“The 90 percent will come,” Ms. Petouhoff said, “if you have the 1 percent.”
Verizon explored the alternative of building the Web site and managing the forums itself, but it decided to call on outside expertise. Several suppliers, including HelpStream, Jive Software and Telligent, offer corporate social networking software with customer service features. Verizon chose Lithium Technologies, a fast-growing start-up based in Emeryville, Calif.
Lithium comes to online customer service from a heritage in gaming. Its chief executive and co-founder, Lyle Fong, was a founder of GX Media, which developed a leading Web site, Gamers.com, and created technologies for professional rankings and tournaments.
Lithium’s current roster of 125 clients includes AT&T, BT, iRobot, Linksys, Best Buy and Nintendo.
The mentality of super-users in online customer-service communities is similar to that of devout gamers, according to Mr. Fong. Lithium’s customer service sites for companies, for example, offer elaborate rating systems for contributors, with ranks, badges and “kudos counts.”
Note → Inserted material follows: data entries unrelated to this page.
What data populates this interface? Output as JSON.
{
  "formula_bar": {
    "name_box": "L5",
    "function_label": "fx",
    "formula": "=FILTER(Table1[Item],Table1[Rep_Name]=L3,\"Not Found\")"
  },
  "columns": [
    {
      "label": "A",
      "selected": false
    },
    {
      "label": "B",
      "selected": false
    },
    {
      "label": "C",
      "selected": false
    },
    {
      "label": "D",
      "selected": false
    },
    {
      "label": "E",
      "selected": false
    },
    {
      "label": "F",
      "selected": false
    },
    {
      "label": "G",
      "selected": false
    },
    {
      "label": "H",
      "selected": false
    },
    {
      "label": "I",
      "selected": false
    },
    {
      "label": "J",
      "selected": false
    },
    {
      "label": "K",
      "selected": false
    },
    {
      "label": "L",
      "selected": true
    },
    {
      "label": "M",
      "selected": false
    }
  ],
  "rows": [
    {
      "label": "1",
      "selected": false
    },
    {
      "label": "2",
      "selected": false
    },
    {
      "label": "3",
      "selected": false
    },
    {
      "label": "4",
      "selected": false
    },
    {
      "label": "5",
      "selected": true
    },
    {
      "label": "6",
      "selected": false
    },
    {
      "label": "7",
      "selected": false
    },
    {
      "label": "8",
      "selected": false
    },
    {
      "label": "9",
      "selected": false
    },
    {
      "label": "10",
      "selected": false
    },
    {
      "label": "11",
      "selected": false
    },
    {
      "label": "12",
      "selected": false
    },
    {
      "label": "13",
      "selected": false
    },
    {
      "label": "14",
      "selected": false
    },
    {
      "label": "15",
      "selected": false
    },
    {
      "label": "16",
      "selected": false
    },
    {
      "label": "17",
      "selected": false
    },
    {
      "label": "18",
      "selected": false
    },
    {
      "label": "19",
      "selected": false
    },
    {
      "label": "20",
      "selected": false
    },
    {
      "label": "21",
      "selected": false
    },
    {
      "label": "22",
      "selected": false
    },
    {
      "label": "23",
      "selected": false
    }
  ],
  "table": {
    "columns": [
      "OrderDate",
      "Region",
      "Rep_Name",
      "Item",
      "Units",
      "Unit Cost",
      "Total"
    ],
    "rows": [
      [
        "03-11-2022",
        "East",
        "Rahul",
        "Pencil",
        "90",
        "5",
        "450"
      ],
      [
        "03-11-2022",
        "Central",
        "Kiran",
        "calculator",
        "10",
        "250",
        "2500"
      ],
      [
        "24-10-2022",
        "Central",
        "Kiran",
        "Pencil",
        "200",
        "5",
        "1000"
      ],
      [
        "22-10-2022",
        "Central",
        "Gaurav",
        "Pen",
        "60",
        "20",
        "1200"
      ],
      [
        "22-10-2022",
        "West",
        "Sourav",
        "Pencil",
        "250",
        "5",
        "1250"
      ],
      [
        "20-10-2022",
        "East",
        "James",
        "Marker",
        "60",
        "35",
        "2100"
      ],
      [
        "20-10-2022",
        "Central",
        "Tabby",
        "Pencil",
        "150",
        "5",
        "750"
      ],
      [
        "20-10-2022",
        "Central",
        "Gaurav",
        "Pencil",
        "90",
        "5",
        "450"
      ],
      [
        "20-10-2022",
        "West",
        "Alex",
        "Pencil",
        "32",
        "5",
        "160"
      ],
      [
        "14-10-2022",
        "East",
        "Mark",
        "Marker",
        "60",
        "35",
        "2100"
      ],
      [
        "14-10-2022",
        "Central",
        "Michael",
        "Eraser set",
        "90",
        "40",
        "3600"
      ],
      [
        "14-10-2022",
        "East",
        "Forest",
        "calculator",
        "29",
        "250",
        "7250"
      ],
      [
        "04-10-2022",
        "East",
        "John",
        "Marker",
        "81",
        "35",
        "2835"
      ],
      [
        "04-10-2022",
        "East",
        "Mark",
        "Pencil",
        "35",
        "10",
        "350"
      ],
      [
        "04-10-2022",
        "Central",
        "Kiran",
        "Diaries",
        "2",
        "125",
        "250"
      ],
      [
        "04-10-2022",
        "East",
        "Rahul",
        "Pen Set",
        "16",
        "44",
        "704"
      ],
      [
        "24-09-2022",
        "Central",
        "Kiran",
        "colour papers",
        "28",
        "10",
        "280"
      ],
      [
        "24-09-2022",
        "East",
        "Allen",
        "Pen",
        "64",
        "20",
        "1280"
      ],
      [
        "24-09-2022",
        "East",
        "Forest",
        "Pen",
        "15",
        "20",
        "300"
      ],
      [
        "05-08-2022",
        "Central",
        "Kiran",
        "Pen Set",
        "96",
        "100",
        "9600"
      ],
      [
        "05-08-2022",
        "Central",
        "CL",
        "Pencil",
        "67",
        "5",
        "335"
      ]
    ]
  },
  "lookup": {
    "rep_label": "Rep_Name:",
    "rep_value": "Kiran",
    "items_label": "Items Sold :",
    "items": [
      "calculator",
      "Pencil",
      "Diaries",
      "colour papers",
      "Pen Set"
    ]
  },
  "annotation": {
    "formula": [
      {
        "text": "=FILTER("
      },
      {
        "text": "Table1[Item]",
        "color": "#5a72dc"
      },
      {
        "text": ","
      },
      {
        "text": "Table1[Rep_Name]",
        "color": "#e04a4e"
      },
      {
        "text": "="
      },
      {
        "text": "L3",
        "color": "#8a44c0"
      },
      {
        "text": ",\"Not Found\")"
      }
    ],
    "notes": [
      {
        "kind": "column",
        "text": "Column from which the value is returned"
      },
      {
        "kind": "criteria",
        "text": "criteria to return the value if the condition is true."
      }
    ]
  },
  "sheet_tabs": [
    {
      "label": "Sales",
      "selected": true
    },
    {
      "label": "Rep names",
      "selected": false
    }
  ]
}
“That alone is addictive,” Mr. Fong said. “They are revered by their peers.”
Benchmark Capital, a venture capital firm that invested $12 million in Lithium last year, was impressed with the company’s gaming background and its focus on catering to super-users to build communities. Peter Fenton, a Benchmark general partner, said that many of the most popular consumer Web sites and services, from Wikipedia to Twitter, are animated by a relatively small percentage of avid users.
“In customer service, it’s still very early, but I think it’s likely the same pattern will play out,” said Mr. Fenton, who serves on the boards of both Twitter and Yelp, a site where users post reviews of restaurants and other local businesses.
At Verizon, Mr. Studness says he is pleased with the experiment so far. He calls the company-sponsored customer-service site “a very productive tool,” partly because it absorbs many thousands of questions that would otherwise be expensive calls to a Verizon call center.
But the online forums, he added, also provide customer ideas for improvements in hardware and software for the company’s fiber optic service, as well as a large, growing and searchable knowledge base online.
“One answer can help thousands,” he said.
Mr. McMurry, who is 68 and a retired software engineer, is supplying answers by the bushel. He joined the Verizon-sponsored forums in August after reading about them on another technical Web site. A scan through his lengthy list of posts shows a range from the straightforward (programming a DVR remotely by computer) to the arcane (the fine points of HDMI technology, for High-Definition Multimedia Interface).
As a software expert, Mr. McMurry has taught training classes. “Seeing the light turn on in their eyes when they understood was exciting,” he said.
His online tutoring, he observed, brings a similar satisfaction.
“People seem to like most of what I say online, and I like doing it,” he said.
MR. McMURRY has a lofty ranking as a “Silver II” contributor to the site and as a community leader, denoted by “CL” in a red box next to his name. Community leaders also have their own forum, have direct access to Verizon technical staff members and get early glimpses of new products — all a part of cultivating super-users.
“Who knows how long I’ll keep doing this,” Mr. McMurry said, “but I’m enjoying it now.”
This article has been revised to reflect the following correction:
Correction: May 3, 2009
The Unboxed column last Sunday, about online volunteers who perform customer-service work for companies, misstated the amount that Benchmark Capital invested last year in Lithium Technologies, which supplies software for customer-service communities. It was $12 million, not $9 billion.
source: NY Times